“If at some point, a juror, or even more than one, asks to be excused the reasons for their excusal may have a direct bearing upon whether any of the others continue as well.”
He said there was “real possibility” the trial may not finish and jury seats were affixed which did not allow them to be least 1.5 metres apart as suggested under health guidelines for preventing the spread of coronavirus.
Justice Burns said health advice described “social distancing” as good practice and expressed concerns about jurors being locked in a room while deliberating.
“Requiring 14 people deliberate in a small room, a relatively small room, may not be the best conditions to secure a just outcome,” he said.
Justice Burns acknowledged juries had been empanelled on Monday in the District Court.
“I know that a number of trials have commenced in the District Court this morning, after the successful empanelling of juries, but that feature does not, in my mind, undermine the substance of this application,” he said

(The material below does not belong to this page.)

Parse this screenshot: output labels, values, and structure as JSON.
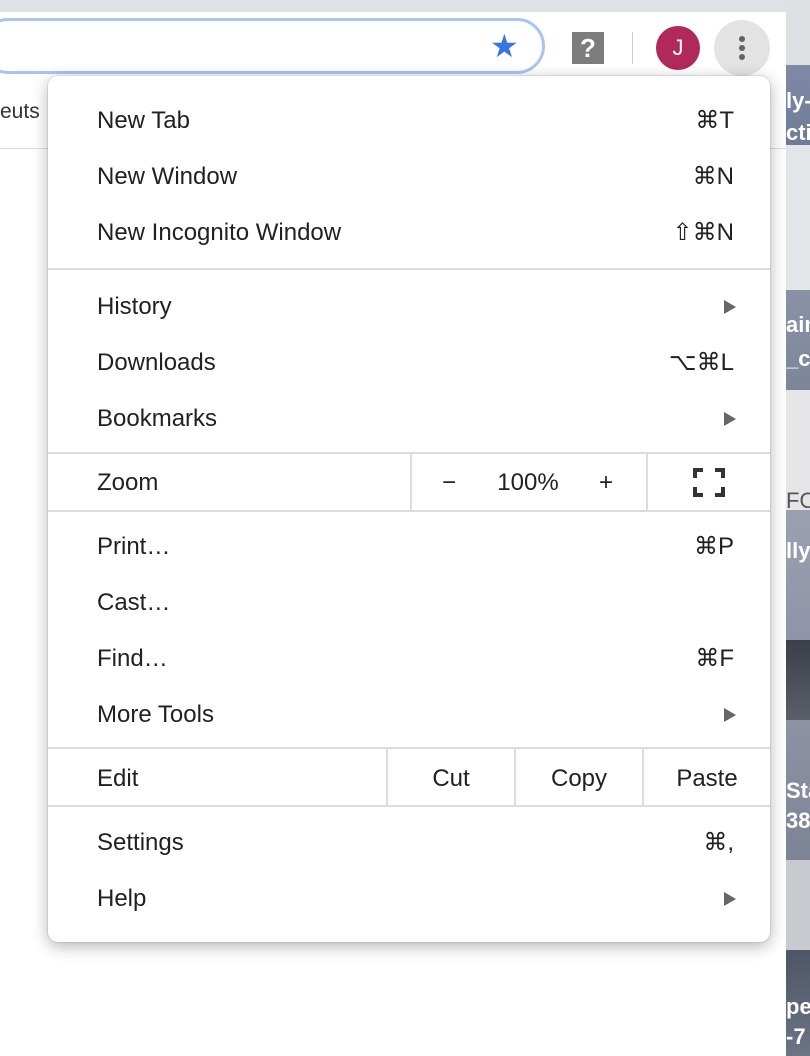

“If that possibility was realised then there would be an obvious wastage in costs and inconvenience to the parties if the trial has to start again at a future date.
“For these reasons, I am persuaded it is in the interest of justice to make a no-jury order.”
Prosecutor Noel Needham did not oppose the application.